In 1975 the movie “Jaws” was widely regarded as one of the best horror-thriller movies of its’ time. It certainly scored high on the fear factor as many people would not swim in an ocean without looking carefully over the surface for that dreaded fin coming toward them. For years I caught myself looking for it even when in fresh water lakes. Yes, it’s embarrassing to admit it, but it sure speaks to the power of the film.
Well, it seems that sharks got a bad rap after that because many people viewed them as frightening, man-eating creatures when, in fact, most of them are harmless. Not only are they fascinating because of their keen sense of smell and greatest electrical sensitivity of any animal on this earth, but they are also another example of an innovation in self-cleaning and fluid dynamics.
Sharks apparently move through the water very quickly and efficiently because of their natural skin design. Their skin has many small individual ribbed scales called dermal denticles (known as “little skin teeth”). This helps with their fluid dynamics because seawater has lots of algae, bacteria and barnacle larvae in it, known as ecto-parasites, that slow down movement through it. These dermal scales continually flex in response to changes in pressure associated with the shark’s movement. Not only does this reduce the available surface area for anything to adhere to it, but it also serves to reinforce the direction of water flow by accelerating it at the skin’s surface. This, in turn, effectively minimizes the contact time of the ecto-parasites that cause friction drag.
All of this is of great interest to boat manufacturers because the ecto-parasites that attach to a ship’s hull are major sources of energy inefficiency. Similar to the lotus plant inspired resin, there are now surface coatings inspired by shark skin that show a 67% decrease in organism attachments, a sure speed booster, and they are completely self-cleaning at 4-5 knots.

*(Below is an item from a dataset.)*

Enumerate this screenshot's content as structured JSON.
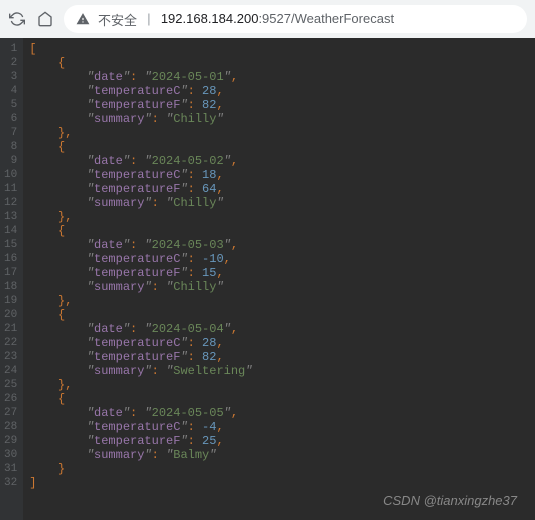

Another lesson from nature that produces no waste, no pollution and is energy enhancing. So while we may not be drawn to sharks in the same way as we are to cuddly kittens, we can appreciate and respect them for their value in nature.